[Excerpts from an interface dataset]
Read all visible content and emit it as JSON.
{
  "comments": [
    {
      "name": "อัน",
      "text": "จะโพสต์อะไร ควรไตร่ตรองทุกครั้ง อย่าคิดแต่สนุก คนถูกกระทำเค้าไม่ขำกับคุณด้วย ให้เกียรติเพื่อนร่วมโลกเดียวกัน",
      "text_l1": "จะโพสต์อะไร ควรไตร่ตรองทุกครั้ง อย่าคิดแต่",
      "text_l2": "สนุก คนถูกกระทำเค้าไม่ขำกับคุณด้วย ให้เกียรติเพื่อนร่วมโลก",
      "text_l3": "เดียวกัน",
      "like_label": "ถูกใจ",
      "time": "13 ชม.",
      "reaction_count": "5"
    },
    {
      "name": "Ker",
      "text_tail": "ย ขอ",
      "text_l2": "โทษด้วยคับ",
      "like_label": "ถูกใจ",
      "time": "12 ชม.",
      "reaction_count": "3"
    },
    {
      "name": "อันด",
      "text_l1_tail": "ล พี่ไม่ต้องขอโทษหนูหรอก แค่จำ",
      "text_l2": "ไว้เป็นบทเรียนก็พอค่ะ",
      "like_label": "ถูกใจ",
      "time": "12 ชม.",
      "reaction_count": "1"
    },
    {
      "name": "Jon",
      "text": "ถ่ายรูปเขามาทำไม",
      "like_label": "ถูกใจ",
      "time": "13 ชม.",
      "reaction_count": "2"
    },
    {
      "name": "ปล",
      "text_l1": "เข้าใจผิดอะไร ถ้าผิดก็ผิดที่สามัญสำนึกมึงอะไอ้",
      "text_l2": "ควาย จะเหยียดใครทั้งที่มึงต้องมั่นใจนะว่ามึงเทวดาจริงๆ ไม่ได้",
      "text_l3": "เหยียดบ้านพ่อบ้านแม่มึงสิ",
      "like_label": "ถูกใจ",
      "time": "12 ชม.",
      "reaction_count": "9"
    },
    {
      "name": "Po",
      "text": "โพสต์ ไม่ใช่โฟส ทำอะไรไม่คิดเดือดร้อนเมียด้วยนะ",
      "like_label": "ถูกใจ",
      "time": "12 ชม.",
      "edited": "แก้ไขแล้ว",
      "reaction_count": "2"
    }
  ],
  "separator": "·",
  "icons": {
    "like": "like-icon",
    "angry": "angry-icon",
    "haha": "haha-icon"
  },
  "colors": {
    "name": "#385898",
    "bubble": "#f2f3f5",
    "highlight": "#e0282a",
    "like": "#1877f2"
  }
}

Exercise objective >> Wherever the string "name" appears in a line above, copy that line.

Completed task >>
      "name": "อัน",
      "name": "Ker",
      "name": "อันด",
      "name": "Jon",
      "name": "ปล",
      "name": "Po",
    "name": "#385898",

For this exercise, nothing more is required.